■ **What the exercise asks**
In the material below, the lines containing the word "column" are required; copy each of them.
####################
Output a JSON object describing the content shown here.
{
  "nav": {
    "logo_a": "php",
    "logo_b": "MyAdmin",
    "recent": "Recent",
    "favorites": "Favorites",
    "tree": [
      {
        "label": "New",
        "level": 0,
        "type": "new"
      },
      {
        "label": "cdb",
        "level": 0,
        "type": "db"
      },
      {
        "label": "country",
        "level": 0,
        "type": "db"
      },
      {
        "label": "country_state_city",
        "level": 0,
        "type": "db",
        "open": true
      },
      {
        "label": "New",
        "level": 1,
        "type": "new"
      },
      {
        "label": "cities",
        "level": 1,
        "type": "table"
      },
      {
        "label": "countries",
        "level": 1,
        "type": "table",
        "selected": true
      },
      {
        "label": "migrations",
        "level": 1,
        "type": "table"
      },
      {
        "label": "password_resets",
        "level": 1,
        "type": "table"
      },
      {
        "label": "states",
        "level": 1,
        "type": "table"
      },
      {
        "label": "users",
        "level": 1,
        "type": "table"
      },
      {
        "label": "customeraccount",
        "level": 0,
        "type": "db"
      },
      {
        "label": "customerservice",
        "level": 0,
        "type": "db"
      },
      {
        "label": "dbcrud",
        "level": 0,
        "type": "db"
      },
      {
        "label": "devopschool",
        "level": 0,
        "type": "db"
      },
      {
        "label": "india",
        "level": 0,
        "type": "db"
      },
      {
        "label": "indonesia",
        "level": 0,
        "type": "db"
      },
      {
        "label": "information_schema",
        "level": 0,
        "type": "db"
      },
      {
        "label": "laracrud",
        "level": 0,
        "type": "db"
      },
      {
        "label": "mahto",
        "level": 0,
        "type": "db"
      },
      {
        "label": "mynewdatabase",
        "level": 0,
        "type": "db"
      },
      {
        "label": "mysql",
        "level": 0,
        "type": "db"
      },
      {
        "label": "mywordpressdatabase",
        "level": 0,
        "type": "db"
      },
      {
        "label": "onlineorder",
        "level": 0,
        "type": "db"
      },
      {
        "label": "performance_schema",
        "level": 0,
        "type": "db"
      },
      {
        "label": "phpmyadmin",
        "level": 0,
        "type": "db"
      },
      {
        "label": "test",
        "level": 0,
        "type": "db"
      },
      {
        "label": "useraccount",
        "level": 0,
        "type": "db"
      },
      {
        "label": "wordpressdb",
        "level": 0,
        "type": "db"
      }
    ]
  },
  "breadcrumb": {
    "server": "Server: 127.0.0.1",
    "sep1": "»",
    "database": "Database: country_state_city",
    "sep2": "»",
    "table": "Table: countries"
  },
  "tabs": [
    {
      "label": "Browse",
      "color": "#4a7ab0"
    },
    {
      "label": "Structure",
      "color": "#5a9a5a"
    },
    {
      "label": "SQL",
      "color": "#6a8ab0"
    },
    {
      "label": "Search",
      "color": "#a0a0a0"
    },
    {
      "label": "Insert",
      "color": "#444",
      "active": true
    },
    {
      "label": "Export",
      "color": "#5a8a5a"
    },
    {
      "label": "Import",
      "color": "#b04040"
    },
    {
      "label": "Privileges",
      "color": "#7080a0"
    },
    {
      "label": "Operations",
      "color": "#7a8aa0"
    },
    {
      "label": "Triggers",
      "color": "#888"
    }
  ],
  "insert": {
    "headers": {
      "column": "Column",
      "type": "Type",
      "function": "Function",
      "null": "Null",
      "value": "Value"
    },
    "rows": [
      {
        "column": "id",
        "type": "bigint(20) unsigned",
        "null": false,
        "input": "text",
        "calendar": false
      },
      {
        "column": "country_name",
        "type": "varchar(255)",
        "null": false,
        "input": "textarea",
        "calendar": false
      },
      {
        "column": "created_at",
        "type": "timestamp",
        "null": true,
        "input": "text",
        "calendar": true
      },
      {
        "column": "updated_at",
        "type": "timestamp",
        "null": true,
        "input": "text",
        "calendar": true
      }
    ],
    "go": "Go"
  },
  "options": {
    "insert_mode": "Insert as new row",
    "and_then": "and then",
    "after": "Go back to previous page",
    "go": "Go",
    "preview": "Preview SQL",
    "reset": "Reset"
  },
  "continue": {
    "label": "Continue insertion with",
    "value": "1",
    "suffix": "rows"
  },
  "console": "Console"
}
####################
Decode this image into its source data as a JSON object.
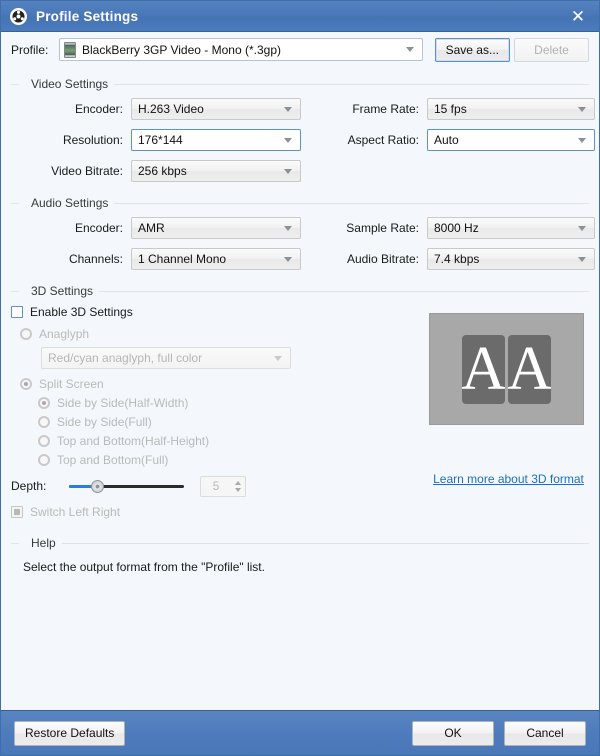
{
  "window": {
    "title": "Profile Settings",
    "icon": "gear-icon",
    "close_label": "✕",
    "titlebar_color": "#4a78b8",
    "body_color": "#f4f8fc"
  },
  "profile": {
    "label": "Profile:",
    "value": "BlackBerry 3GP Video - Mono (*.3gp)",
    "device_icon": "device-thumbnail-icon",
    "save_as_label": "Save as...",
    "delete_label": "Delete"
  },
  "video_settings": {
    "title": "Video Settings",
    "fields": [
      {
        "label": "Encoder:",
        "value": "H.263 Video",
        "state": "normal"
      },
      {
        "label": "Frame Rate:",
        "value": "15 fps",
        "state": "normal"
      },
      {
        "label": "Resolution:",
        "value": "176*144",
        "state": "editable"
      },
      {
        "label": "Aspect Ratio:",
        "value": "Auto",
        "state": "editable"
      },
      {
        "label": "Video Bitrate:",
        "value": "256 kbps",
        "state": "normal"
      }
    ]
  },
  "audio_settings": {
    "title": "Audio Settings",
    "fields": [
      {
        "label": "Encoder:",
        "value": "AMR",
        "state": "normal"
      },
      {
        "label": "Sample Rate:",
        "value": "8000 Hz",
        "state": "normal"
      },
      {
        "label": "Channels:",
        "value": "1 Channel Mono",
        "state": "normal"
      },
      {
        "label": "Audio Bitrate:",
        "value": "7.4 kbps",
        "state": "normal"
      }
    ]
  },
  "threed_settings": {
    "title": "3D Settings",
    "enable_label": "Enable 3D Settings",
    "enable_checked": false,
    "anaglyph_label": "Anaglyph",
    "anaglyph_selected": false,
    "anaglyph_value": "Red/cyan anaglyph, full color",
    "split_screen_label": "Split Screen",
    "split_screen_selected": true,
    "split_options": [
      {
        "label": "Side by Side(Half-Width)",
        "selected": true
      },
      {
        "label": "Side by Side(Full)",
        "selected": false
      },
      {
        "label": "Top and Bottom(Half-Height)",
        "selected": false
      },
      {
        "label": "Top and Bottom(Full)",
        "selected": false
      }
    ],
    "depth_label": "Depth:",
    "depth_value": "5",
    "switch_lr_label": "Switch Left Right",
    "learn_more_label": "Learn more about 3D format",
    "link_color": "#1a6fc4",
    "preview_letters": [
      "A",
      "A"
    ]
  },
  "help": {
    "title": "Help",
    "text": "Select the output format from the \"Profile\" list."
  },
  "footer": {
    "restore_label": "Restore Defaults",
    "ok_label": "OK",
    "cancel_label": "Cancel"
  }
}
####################
■ **Expected output**
      "column": "Column",
        "column": "id",
        "column": "country_name",
        "column": "created_at",
        "column": "updated_at",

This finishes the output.